Almost all of the children (94.4%) are now able to sit with or without support, and two are able to walk — one was able to at the end of the original study, and one gained the ability without add-on therapy during the long-term follow-up period.
As the number of patients treated with gene therapy around the world continues to grow, our goal is that more patients, and even new SMA patient populations, will be able to experience the transformative impact of this treatment.
The SPR1NT (NCT03505099) trial tested the approved dose of the therapy in presymptomatic babies who had been diagnosed through genetic testing but had not begun to show disease manifestations.
All 25 presymptomatic babies from SPR1NT who enrolled in LT-002 are still alive and have maintained motor milestones they reached in the original study.
Four of the patients were not able to walk unsupported by the end of the original trial, but as of the data cutoff, all of them can walk under their own power. Three of the children hit this new milestone without additional treatments, the fourth after starting add-on therapy.
A few of these children also have reached new motor milestones like crawling that they hadn’t reached before, which the researchers noted reflects “the sometimes nonlinear nature of development in children with SMA.”
More than 3,000 children treated to date, per Novartis
The approved dose of Zolgensma is administered into the bloodstream (intravenously). The STRONG (NCT03381729) trial, initiated in 2017, tested the therapy administered intrathecally, or via injection through the spine into the fluid that surrounds the brain and spinal cord.
All 16 patients from STRONG who were evaluated in LT-002 have retained motor milestones achieved in the original study, and five have hit new motor milestones like crawling or standing alone. Two of the children are now able to walk.
Across all patients in the LT-002 study, most do not require feeding or respiratory support, and no new safety issues related to the gene therapy have been identified.

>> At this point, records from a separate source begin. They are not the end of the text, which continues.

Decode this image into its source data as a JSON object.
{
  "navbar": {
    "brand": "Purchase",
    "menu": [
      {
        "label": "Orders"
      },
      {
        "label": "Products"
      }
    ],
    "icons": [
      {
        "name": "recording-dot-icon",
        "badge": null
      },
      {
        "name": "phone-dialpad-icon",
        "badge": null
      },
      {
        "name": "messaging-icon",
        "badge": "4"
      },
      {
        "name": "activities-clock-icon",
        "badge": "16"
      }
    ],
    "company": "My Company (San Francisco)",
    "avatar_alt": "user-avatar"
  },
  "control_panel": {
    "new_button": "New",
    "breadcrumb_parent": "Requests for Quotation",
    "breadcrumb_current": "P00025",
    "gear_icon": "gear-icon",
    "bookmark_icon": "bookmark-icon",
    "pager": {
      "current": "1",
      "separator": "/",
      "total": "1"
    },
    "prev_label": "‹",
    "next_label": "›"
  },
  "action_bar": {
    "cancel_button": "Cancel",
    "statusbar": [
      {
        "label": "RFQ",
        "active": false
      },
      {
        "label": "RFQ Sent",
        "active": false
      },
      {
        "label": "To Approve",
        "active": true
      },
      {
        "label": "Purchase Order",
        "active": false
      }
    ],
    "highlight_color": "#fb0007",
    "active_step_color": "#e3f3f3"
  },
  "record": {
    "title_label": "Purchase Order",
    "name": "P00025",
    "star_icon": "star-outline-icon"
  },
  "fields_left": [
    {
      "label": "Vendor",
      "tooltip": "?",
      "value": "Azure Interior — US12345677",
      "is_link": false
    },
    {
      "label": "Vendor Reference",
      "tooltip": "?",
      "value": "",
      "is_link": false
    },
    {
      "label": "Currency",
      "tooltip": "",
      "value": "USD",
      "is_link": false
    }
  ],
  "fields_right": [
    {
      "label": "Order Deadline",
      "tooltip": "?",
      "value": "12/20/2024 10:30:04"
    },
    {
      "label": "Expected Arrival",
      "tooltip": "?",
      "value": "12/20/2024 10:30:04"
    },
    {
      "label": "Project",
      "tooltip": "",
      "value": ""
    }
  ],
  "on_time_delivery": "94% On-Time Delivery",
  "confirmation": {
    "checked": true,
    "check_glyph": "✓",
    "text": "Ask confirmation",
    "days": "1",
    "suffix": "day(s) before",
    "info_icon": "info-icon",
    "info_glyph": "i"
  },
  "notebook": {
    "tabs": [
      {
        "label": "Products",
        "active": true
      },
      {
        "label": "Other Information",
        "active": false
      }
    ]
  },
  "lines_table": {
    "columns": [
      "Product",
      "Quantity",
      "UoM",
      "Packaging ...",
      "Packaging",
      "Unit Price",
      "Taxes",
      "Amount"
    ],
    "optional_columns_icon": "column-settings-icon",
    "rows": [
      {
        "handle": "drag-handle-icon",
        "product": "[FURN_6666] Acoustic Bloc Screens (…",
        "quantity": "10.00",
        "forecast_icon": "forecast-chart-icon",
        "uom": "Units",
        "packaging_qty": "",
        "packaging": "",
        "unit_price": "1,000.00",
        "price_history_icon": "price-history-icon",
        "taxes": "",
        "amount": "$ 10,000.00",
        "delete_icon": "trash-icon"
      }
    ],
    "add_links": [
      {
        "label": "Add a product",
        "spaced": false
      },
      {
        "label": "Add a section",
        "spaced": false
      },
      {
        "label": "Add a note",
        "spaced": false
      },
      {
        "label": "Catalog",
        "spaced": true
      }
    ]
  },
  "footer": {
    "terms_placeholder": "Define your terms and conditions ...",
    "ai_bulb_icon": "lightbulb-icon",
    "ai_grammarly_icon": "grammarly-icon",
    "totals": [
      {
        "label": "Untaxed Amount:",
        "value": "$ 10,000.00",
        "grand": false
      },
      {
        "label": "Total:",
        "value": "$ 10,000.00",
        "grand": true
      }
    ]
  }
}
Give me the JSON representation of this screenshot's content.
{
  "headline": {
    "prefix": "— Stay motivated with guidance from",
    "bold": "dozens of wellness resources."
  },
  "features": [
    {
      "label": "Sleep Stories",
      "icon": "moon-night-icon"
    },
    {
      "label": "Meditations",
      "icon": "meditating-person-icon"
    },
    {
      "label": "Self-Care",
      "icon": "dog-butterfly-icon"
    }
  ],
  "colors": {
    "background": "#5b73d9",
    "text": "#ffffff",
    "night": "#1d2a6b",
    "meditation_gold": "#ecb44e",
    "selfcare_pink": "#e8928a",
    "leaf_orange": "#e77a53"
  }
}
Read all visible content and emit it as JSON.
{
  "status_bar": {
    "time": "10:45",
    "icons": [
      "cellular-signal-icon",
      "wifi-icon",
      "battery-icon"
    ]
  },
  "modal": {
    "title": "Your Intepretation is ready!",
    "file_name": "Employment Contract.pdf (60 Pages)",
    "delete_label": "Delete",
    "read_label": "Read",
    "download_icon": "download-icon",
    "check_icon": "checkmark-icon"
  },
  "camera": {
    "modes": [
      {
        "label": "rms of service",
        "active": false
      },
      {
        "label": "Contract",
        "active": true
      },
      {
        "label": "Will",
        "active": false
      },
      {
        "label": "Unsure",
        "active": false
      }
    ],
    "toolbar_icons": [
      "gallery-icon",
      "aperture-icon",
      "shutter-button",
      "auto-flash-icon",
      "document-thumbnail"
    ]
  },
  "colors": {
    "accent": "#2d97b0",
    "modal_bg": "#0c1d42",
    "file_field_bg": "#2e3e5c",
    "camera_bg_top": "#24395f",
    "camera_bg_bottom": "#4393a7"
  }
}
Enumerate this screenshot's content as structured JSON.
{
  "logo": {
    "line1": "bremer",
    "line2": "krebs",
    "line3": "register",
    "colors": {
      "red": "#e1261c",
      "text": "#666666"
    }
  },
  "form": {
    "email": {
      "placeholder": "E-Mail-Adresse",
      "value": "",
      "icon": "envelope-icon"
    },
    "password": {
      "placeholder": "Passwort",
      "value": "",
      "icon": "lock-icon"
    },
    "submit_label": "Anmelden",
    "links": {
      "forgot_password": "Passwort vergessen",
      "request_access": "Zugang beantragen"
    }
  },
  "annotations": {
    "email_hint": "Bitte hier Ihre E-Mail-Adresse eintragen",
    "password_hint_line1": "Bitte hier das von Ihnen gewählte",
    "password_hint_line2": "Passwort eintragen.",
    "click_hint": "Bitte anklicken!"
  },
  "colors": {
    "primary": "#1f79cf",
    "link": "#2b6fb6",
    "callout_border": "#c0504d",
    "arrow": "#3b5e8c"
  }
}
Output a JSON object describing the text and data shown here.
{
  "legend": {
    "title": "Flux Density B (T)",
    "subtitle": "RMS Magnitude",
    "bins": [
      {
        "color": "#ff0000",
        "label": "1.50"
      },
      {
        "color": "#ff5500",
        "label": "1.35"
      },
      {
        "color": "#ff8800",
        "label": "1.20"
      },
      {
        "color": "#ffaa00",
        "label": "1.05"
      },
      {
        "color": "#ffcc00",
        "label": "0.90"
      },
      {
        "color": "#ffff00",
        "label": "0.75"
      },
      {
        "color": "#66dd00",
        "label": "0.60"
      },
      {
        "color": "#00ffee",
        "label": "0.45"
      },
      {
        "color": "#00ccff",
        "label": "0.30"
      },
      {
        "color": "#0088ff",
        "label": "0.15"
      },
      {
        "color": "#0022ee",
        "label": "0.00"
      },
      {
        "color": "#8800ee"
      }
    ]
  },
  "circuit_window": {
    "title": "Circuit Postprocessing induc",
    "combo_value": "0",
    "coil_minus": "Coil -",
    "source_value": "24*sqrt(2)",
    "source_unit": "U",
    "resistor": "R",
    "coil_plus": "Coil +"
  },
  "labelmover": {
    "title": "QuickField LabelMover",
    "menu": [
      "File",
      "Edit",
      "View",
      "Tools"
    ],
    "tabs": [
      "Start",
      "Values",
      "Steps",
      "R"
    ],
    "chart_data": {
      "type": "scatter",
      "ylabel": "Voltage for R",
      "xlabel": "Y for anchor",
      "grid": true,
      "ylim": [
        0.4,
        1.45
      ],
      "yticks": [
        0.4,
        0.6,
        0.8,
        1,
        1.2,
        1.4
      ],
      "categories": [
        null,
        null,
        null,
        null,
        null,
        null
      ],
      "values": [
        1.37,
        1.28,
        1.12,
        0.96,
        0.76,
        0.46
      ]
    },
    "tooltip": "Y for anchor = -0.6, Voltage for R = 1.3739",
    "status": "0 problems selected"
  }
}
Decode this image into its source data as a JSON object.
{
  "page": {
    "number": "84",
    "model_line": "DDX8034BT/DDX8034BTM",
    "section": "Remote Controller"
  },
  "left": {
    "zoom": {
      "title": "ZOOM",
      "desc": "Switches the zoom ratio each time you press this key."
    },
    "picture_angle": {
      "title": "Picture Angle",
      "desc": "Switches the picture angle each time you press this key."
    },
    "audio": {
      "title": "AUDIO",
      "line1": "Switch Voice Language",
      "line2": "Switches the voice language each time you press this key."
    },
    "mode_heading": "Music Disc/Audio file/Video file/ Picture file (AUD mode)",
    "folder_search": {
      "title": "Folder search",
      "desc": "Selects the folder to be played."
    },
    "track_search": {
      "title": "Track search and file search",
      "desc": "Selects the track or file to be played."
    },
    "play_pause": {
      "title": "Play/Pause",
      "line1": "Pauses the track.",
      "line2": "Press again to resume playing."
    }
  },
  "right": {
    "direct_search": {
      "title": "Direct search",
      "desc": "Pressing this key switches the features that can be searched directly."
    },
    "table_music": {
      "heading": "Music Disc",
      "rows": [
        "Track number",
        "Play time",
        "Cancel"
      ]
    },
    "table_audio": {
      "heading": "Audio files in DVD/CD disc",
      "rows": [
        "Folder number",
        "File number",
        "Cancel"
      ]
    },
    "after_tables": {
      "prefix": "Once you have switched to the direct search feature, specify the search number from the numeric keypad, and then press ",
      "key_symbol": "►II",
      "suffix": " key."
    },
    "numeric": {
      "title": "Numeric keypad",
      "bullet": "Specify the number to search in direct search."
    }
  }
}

The researchers noted that, of the 22 total children in the LT-002 study who started any form of add-on therapy, only half achieved new motor milestones after beginning new treatment.
Collectively, the data show that Zolgensma “demonstrates consistent, substantial, and durable efficacy and no new safety signals in symptomatic and presymptomatic patients with SMA,” the researchers wrote.
According to Novartis, more than 3,000 SMA children have been treated with Zolgensma to data via trials or since the gene therapy’s approval.
“Data from the LT-001 and LT-002 studies showed that, regardless of the patient’s symptomatic status at the time of treatment, Zolgensma … is an effective and durable treatment option,” said Sitra Tauscher-Wisniewski, MD, vice president of clinical development and analytics at Novartis Gene Therapies.
“As the number of patients treated with gene therapy around the world continues to grow, our goal is that more patients, and even new SMA patient populations, will be able to experience the transformative impact of this treatment,” Tauscher-Wisniewski added.